If you are part of the millennial generation, you probably have an expansive social network. You may not put too much emphasis on protecting your own privacy, and you are very good at online research and at finding personal information about others.
For example, before you accepted your new job, you carefully checked out the organization, its business practices, and its top leadership. You did a thorough search that didn’t stop with business issues. You also know what the CEO’s house looks like, where it’s located, and what it’s worth. You know his age, his wife’s name, and the names and ages of his children. You may also know his salary and benefits, the causes he supports, and activities he participates in.
How valuable is this information in the workplace? Is it an asset or a liability? Well, it depends on what you do with it.
Most employees have a curiosity about their leaders. At the same time, these leaders, especially if they are from a different generation, may value and guard their privacy. This can result in
some awkward moments, and can even have a negative impact on your workplace success.
There are some important guidelines regarding using the personal information your sleuthing uncovered. First of all, don’t use it to impress others or to add to office gossip. Some people may see your research into the personal lives of others as intrusive, even creepy. You don’t want to be thought of as a digital stalker.
Second, don’t make the assumption that knowing personal things about your boss or the CEO gives you the right to be more familiar, to act like a friend or close associate. If you find yourself alone in an elevator with your boss, don’t bring up a fact you have discovered online. Don’t comment on her family, her home, her activities, or her background. If your boss wants to have a personal conversation, she will initiate it. Even then, be careful about revealing what you know about her.
Another mistake millennials make is assuming they can ignore established workplace boundaries. Yes, the boss may have an “open door policy,” but that doesn’t mean you can walk right in and tell her how she could do things more effectively. You may dislike hierarchies, but that doesn’t mean you can disregard the “chain of command.” You may disagree with some company policies, but you can’t selectively decide which ones you will follow.
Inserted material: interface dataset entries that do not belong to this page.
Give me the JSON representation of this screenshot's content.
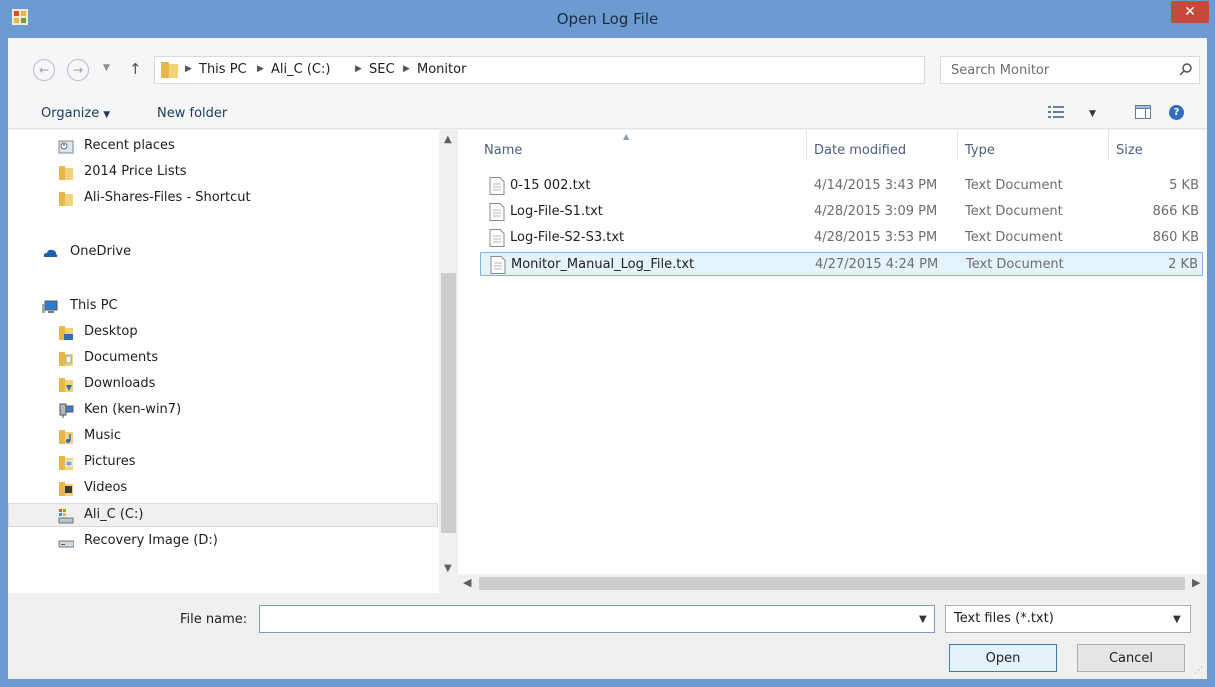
{
  "window": {
    "title": "Open Log File",
    "close_symbol": "✕"
  },
  "address": {
    "back_symbol": "←",
    "forward_symbol": "→",
    "up_symbol": "↑",
    "crumbs": [
      "This PC",
      "Ali_C (C:)",
      "SEC",
      "Monitor"
    ],
    "search_placeholder": "Search Monitor"
  },
  "toolbar": {
    "organize_label": "Organize",
    "new_folder_label": "New folder",
    "help_symbol": "?"
  },
  "nav": {
    "items": [
      {
        "label": "Recent places",
        "icon": "recent-places-icon"
      },
      {
        "label": "2014 Price Lists",
        "icon": "folder-icon"
      },
      {
        "label": "Ali-Shares-Files - Shortcut",
        "icon": "folder-icon"
      },
      {
        "label": "OneDrive",
        "icon": "onedrive-icon"
      },
      {
        "label": "This PC",
        "icon": "computer-icon"
      },
      {
        "label": "Desktop",
        "icon": "desktop-folder-icon"
      },
      {
        "label": "Documents",
        "icon": "documents-folder-icon"
      },
      {
        "label": "Downloads",
        "icon": "downloads-folder-icon"
      },
      {
        "label": "Ken (ken-win7)",
        "icon": "network-computer-icon"
      },
      {
        "label": "Music",
        "icon": "music-folder-icon"
      },
      {
        "label": "Pictures",
        "icon": "pictures-folder-icon"
      },
      {
        "label": "Videos",
        "icon": "videos-folder-icon"
      },
      {
        "label": "Ali_C (C:)",
        "icon": "drive-icon",
        "selected": true
      },
      {
        "label": "Recovery Image (D:)",
        "icon": "drive-icon"
      }
    ]
  },
  "files": {
    "columns": [
      "Name",
      "Date modified",
      "Type",
      "Size"
    ],
    "rows": [
      {
        "name": "0-15 002.txt",
        "date": "4/14/2015 3:43 PM",
        "type": "Text Document",
        "size": "5 KB"
      },
      {
        "name": "Log-File-S1.txt",
        "date": "4/28/2015 3:09 PM",
        "type": "Text Document",
        "size": "866 KB"
      },
      {
        "name": "Log-File-S2-S3.txt",
        "date": "4/28/2015 3:53 PM",
        "type": "Text Document",
        "size": "860 KB"
      },
      {
        "name": "Monitor_Manual_Log_File.txt",
        "date": "4/27/2015 4:24 PM",
        "type": "Text Document",
        "size": "2 KB",
        "selected": true
      }
    ]
  },
  "bottom": {
    "file_name_label": "File name:",
    "file_name_value": "",
    "file_type": "Text files (*.txt)",
    "open_label": "Open",
    "cancel_label": "Cancel"
  },
  "colors": {
    "title_bar": "#6c9bd2",
    "close_button": "#c7493b",
    "selection_fill": "#e5f3fb",
    "selection_border": "#7eb4ea",
    "folder_yellow": "#e8b64a"
  }
}
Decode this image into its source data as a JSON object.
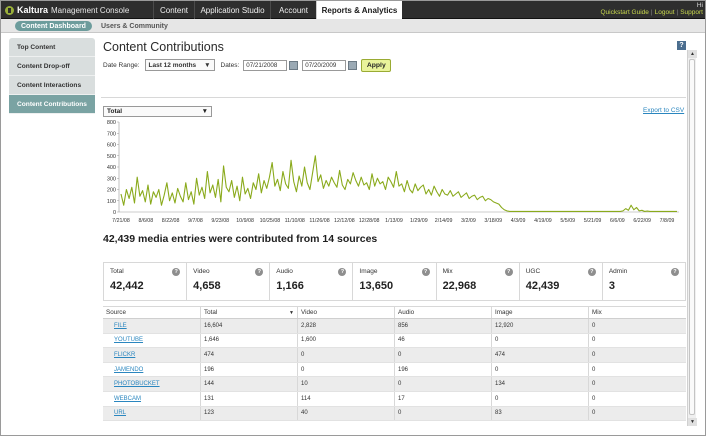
{
  "app": {
    "logo_text": "Kaltura",
    "console_text": "Management Console"
  },
  "nav": {
    "tabs": [
      {
        "label": "Content"
      },
      {
        "label": "Application Studio"
      },
      {
        "label": "Account"
      },
      {
        "label": "Reports & Analytics"
      }
    ],
    "greeting": "Hi",
    "links": [
      {
        "label": "Quickstart Guide"
      },
      {
        "label": "Logout"
      },
      {
        "label": "Support"
      }
    ],
    "link_separator": "|"
  },
  "subnav": {
    "tabs": [
      {
        "label": "Content Dashboard"
      },
      {
        "label": "Users & Community"
      }
    ]
  },
  "sidebar": {
    "items": [
      {
        "label": "Top Content"
      },
      {
        "label": "Content Drop-off"
      },
      {
        "label": "Content Interactions"
      },
      {
        "label": "Content Contributions"
      }
    ]
  },
  "page": {
    "title": "Content Contributions",
    "help_label": "?",
    "export_label": "Export to CSV",
    "summary": "42,439 media entries were contributed from 14 sources"
  },
  "filters": {
    "date_range_label": "Date Range:",
    "date_range_value": "Last 12 months",
    "dates_label": "Dates:",
    "date_from": "07/21/2008",
    "date_to": "07/20/2009",
    "apply_label": "Apply",
    "metric_value": "Total"
  },
  "chart_data": {
    "type": "line",
    "color": "#8aaa1c",
    "ylim": [
      0,
      800
    ],
    "yticks": [
      "0",
      "100",
      "200",
      "300",
      "400",
      "500",
      "600",
      "700",
      "800"
    ],
    "xtick_labels": [
      "7/21/08",
      "8/6/08",
      "8/22/08",
      "9/7/08",
      "9/23/08",
      "10/9/08",
      "10/25/08",
      "11/10/08",
      "11/26/08",
      "12/12/08",
      "12/28/08",
      "1/13/09",
      "1/29/09",
      "2/14/09",
      "3/2/09",
      "3/18/09",
      "4/3/09",
      "4/19/09",
      "5/5/09",
      "5/21/09",
      "6/6/09",
      "6/22/09",
      "7/8/09"
    ],
    "values": [
      160,
      60,
      200,
      120,
      220,
      80,
      310,
      140,
      190,
      90,
      240,
      70,
      180,
      130,
      200,
      60,
      150,
      260,
      100,
      170,
      80,
      210,
      140,
      90,
      260,
      110,
      180,
      70,
      300,
      150,
      220,
      120,
      360,
      170,
      240,
      130,
      290,
      90,
      410,
      220,
      180,
      280,
      130,
      230,
      100,
      310,
      160,
      210,
      120,
      260,
      200,
      340,
      170,
      280,
      210,
      310,
      440,
      230,
      290,
      190,
      360,
      250,
      210,
      460,
      270,
      180,
      320,
      230,
      400,
      260,
      200,
      350,
      500,
      270,
      330,
      210,
      280,
      230,
      310,
      260,
      220,
      370,
      240,
      200,
      290,
      250,
      350,
      280,
      230,
      310,
      240,
      260,
      200,
      340,
      230,
      300,
      250,
      270,
      200,
      310,
      270,
      220,
      360,
      230,
      250,
      180,
      280,
      200,
      170,
      250,
      190,
      220,
      240,
      160,
      200,
      150,
      230,
      180,
      140,
      200,
      160,
      150,
      190,
      140,
      160,
      180,
      130,
      150,
      170,
      120,
      140,
      150,
      110,
      130,
      140,
      100,
      120,
      110,
      90,
      80,
      70,
      40,
      20,
      10,
      5,
      5,
      5,
      5,
      5,
      5,
      5,
      5,
      5,
      5,
      5,
      5,
      5,
      5,
      5,
      5,
      5,
      5,
      5,
      5,
      5,
      5,
      5,
      5,
      5,
      5,
      5,
      5,
      5,
      5,
      5,
      5,
      5,
      5,
      5,
      5,
      5,
      5,
      5,
      5,
      5,
      5,
      10,
      30,
      15,
      60,
      20,
      40,
      10,
      15,
      5,
      8,
      5,
      5,
      5,
      5,
      5,
      5,
      5,
      5,
      5,
      5,
      5
    ]
  },
  "stats": [
    {
      "label": "Total",
      "value": "42,442"
    },
    {
      "label": "Video",
      "value": "4,658"
    },
    {
      "label": "Audio",
      "value": "1,166"
    },
    {
      "label": "Image",
      "value": "13,650"
    },
    {
      "label": "Mix",
      "value": "22,968"
    },
    {
      "label": "UGC",
      "value": "42,439"
    },
    {
      "label": "Admin",
      "value": "3"
    }
  ],
  "stat_info_label": "?",
  "table": {
    "headers": [
      "Source",
      "Total",
      "Video",
      "Audio",
      "Image",
      "Mix"
    ],
    "sort_indicator": "▼",
    "rows": [
      [
        "FILE",
        "16,604",
        "2,828",
        "856",
        "12,920",
        "0"
      ],
      [
        "YOUTUBE",
        "1,646",
        "1,600",
        "46",
        "0",
        "0"
      ],
      [
        "FLICKR",
        "474",
        "0",
        "0",
        "474",
        "0"
      ],
      [
        "JAMENDO",
        "196",
        "0",
        "196",
        "0",
        "0"
      ],
      [
        "PHOTOBUCKET",
        "144",
        "10",
        "0",
        "134",
        "0"
      ],
      [
        "WEBCAM",
        "131",
        "114",
        "17",
        "0",
        "0"
      ],
      [
        "URL",
        "123",
        "40",
        "0",
        "83",
        "0"
      ]
    ]
  },
  "scroll": {
    "up_arrow": "▲",
    "down_arrow": "▼"
  }
}
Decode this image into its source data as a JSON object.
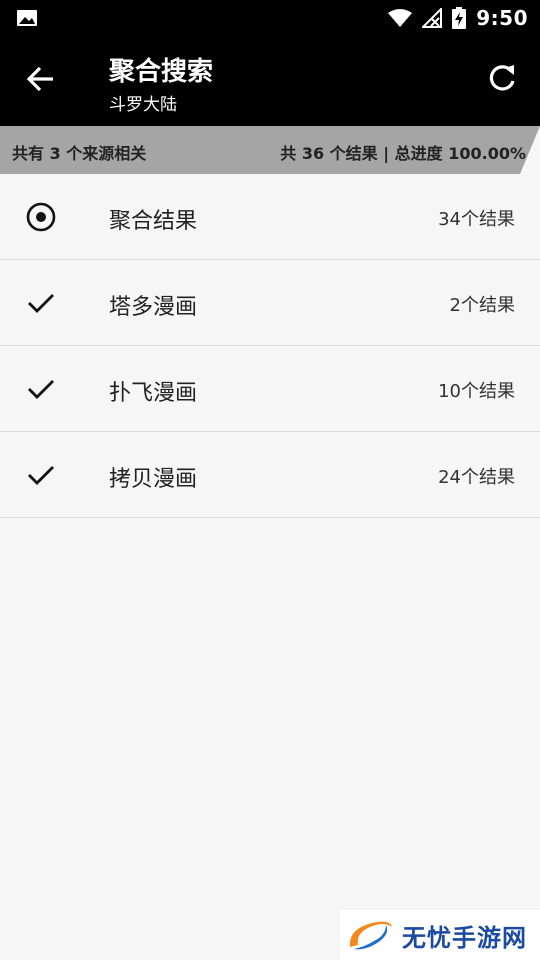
{
  "status_bar": {
    "time": "9:50",
    "icons": [
      "image-icon",
      "wifi-icon",
      "no-signal-icon",
      "battery-charging-icon"
    ]
  },
  "toolbar": {
    "title": "聚合搜索",
    "subtitle": "斗罗大陆",
    "back_icon": "arrow-back-icon",
    "refresh_icon": "refresh-icon"
  },
  "info_bar": {
    "left": "共有 3 个来源相关",
    "right": "共 36 个结果 | 总进度 100.00%",
    "progress": 1.0
  },
  "list": {
    "items": [
      {
        "name": "聚合结果",
        "count": "34个结果",
        "icon": "radio-selected-icon"
      },
      {
        "name": "塔多漫画",
        "count": "2个结果",
        "icon": "check-icon"
      },
      {
        "name": "扑飞漫画",
        "count": "10个结果",
        "icon": "check-icon"
      },
      {
        "name": "拷贝漫画",
        "count": "24个结果",
        "icon": "check-icon"
      }
    ]
  },
  "watermark": {
    "text": "无忧手游网"
  },
  "colors": {
    "toolbar_bg": "#000000",
    "infobar_bg": "#a5a5a5",
    "page_bg": "#f6f6f6",
    "watermark_text": "#1b4aa0"
  }
}
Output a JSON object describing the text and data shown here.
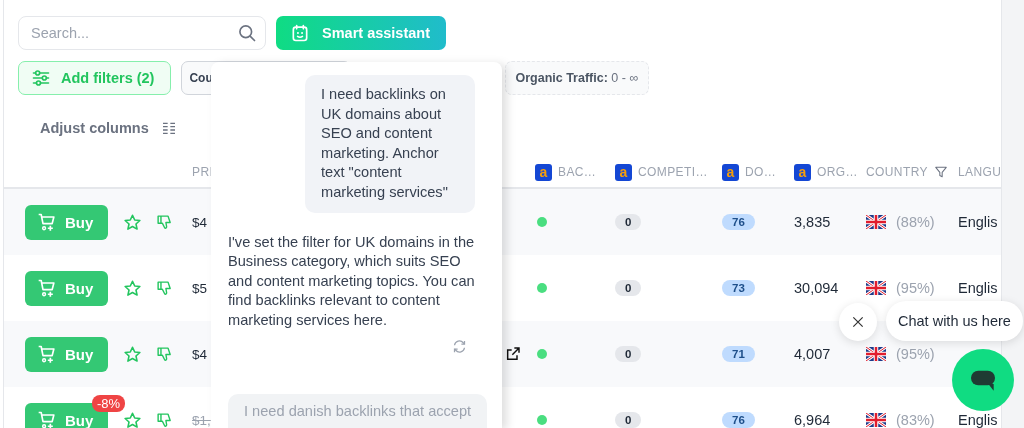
{
  "search": {
    "placeholder": "Search..."
  },
  "assistant_button": {
    "label": "Smart assistant"
  },
  "filters": {
    "add_button": "Add filters (2)",
    "chips": [
      {
        "kind": "plain",
        "label": "Cou"
      },
      {
        "kind": "range",
        "label": "Organic Traffic:",
        "value": "0 - ∞"
      }
    ]
  },
  "adjust_columns": {
    "label": "Adjust columns"
  },
  "table": {
    "columns": [
      {
        "kind": "price",
        "label": "PRI"
      },
      {
        "kind": "backlinks",
        "label": "BAC…",
        "logo": "a"
      },
      {
        "kind": "competition",
        "label": "COMPETI…",
        "logo": "a"
      },
      {
        "kind": "domain",
        "label": "DO…",
        "logo": "a"
      },
      {
        "kind": "organic",
        "label": "ORG…",
        "logo": "a"
      },
      {
        "kind": "country",
        "label": "COUNTRY",
        "filter": true
      },
      {
        "kind": "language",
        "label": "LANGU"
      }
    ],
    "rows": [
      {
        "buy": "Buy",
        "price": "$4",
        "struck": false,
        "external_link": false,
        "color": "#4ade80",
        "competition": "0",
        "domain_rating": "76",
        "traffic": "3,835",
        "country_share": "(88%)",
        "language": "Englis"
      },
      {
        "buy": "Buy",
        "price": "$5",
        "struck": false,
        "external_link": false,
        "color": "#4ade80",
        "competition": "0",
        "domain_rating": "73",
        "traffic": "30,094",
        "country_share": "(95%)",
        "language": "Englis"
      },
      {
        "buy": "Buy",
        "price": "$4",
        "struck": false,
        "external_link": true,
        "color": "#4ade80",
        "competition": "0",
        "domain_rating": "71",
        "traffic": "4,007",
        "country_share": "(95%)"
      },
      {
        "buy": "Buy",
        "discount": "-8%",
        "price": "$1,",
        "struck": true,
        "external_link": false,
        "color": "#4ade80",
        "competition": "0",
        "domain_rating": "76",
        "traffic": "6,964",
        "country_share": "(83%)",
        "language": "Englis"
      }
    ]
  },
  "assistant": {
    "messages": [
      {
        "kind": "user",
        "text": "I need backlinks on UK domains about SEO and content marketing. Anchor text \"content marketing services\""
      },
      {
        "kind": "assistant",
        "text": "I've set the filter for UK domains in the Business category, which suits SEO and content marketing topics. You can find backlinks relevant to content marketing services here."
      }
    ],
    "suggestion": "I need danish backlinks that accept"
  },
  "chat": {
    "prompt": "Chat with us here"
  }
}
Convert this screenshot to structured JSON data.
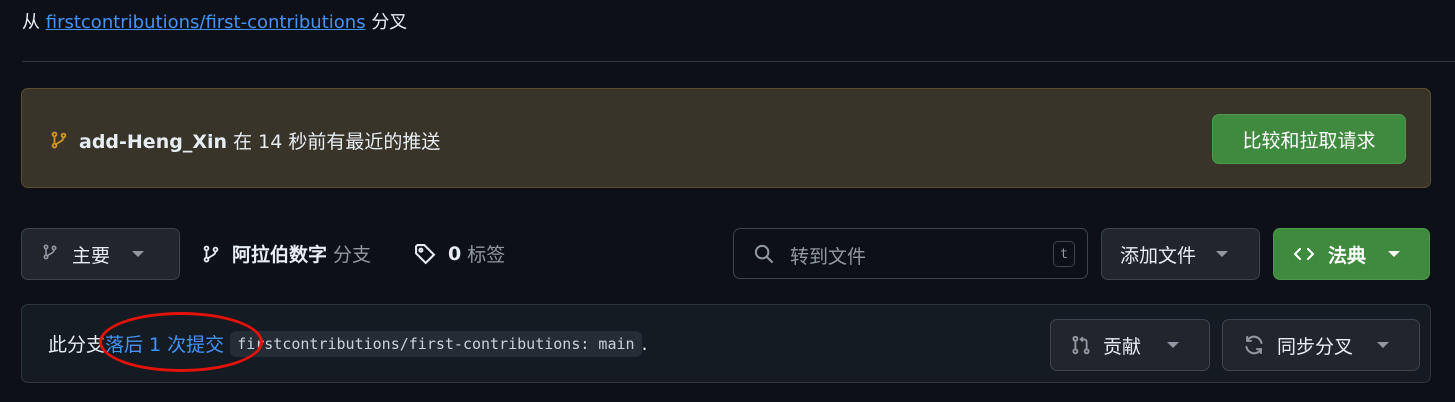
{
  "fork_info": {
    "prefix": "从",
    "repo_link": "firstcontributions/first-contributions",
    "suffix": "分叉"
  },
  "push_banner": {
    "icon": "git-branch-icon",
    "branch": "add-Heng_Xin",
    "message": "在 14 秒前有最近的推送",
    "compare_button": "比较和拉取请求"
  },
  "toolbar": {
    "branch_selector": "主要",
    "branches_count": "阿拉伯数字",
    "branches_label": "分支",
    "tags_count": "0",
    "tags_label": "标签",
    "search_placeholder": "转到文件",
    "search_shortcut": "t",
    "add_file_button": "添加文件",
    "code_button": "法典"
  },
  "branch_status": {
    "prefix": "此分支",
    "behind_link": "落后 1 次提交",
    "ref": "firstcontributions/first-contributions: main",
    "end": ".",
    "contribute_button": "贡献",
    "sync_button": "同步分叉"
  },
  "colors": {
    "background": "#0d1117",
    "link": "#4493f8",
    "primary_button": "#3f8a3f",
    "banner_bg": "#38342a",
    "annotation": "#e3120b"
  }
}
It may take time and patience to understand and adjust to a new workplace culture, especially one that seems outdated, even stifling at times. You may disagree and dislike various aspects and rules, but don’t immediately start criticizing the way things are done. As the “new kid on the block” you lack credibility and experience, and you may sound like a whiner, not a team player. That’s not a label you want as you start your new job. Finally, recognize that there are workplace boundaries at all organizations. Be sure you understand the boundaries, both the stated and the unstated. Clueless is another label you don’t want.